What may make the action segments truly entertaining, however, may well be the fantastic sense of momentum. Many of the key moments in the series take place on a road covered by lights, rapidly streaming past as an endless array of glowing dots. Even the stars in the perfect black sky get used as a means of communicating speed when the Knight Sabers are no longer motorcycle mounted. The winding roads are all animated by hand, and they move by without a single hiccup. Adding to this pulsating sensation is the soundtrack, adding a layer of convenience to rhythm and editing. It's common place for vocal tunes to kick in during moments of combat, and these allow for easy rhythmic editing and break the action scenes away as small self-contained music videos. It also helps the momentum, and in general, it helps to make it all entertaining to watch.
Although the key players in the series, the Knight Sabers aren't the only ones with the self-imposed task of doing away with illegal and disruptive Boomer activity.
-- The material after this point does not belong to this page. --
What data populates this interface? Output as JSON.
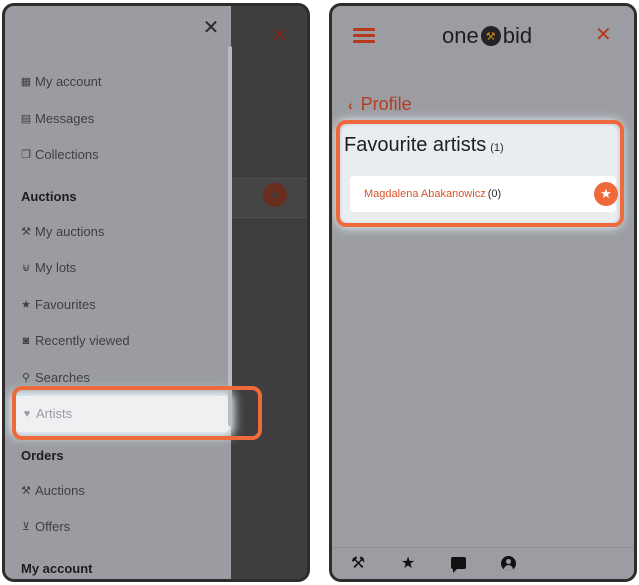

Standing a little less successfully in the background are the A.D. Police -- Nene employers -- a special division largely specializing in Boomer Crime. However, they tend to be overshadowed by the four ladies in hardsuits, but as character coincidence would have it, their separate paths cross regularly. Leon, the main officer, is established as a fan of Priss' work in the first episode with a failed attempt to hit on her. This hardly proves to be their first meeting, and eventually by sheer chance of time and place, Leon comes to know a little bit more than anyone else. Outside of this, his duties are carried out with the help of his partner Daily, a very out-of-the-closet homosexual, as the A.D. Police continue to fumble around reliably so that the real heroes of the show can continue to be justified in striking cool poses. This is just as well, as the A.D. Police choppers have a horrible habit of going down in flames.
The sort of atmosphere that Bubblegum Crisis creates simply doesn't exist anymore, as the formula for straightforward action and storytelling in a genuinely gritty future city seems to have died out. As much as I love what Ghost in the Shell does, I still think of this as something of a shame. For years now, Bubblegum Crisis has provided me with some of the best simple entertainment that I have ever had, and it is the one anime that I seem to be able to enjoy regardless of my mood. It has a certain timeless quality in spite of the aging visual designs of its characters, and the closed off, aggressive, yet morally grounded traits that comprise of Priss will survive far more easily. It may be incomplete, but there isn't a single low point in it, and if anything, it just keeps on getting better. By the time that the final episode, “Scoop Chase” bursts forward into its credit roll, there is little left to complain about. It leaves a few story links unresolved, but it ends on a quality episode that was well worth the time spent with it, and it has sufficient flare on that basis alone. For something that was initially to be only the one stand-alone fifty minute piece of animation, that isn't at all bad. It's a priceless piece of anime history, and one for which there still isn't a sufficient modern substitute.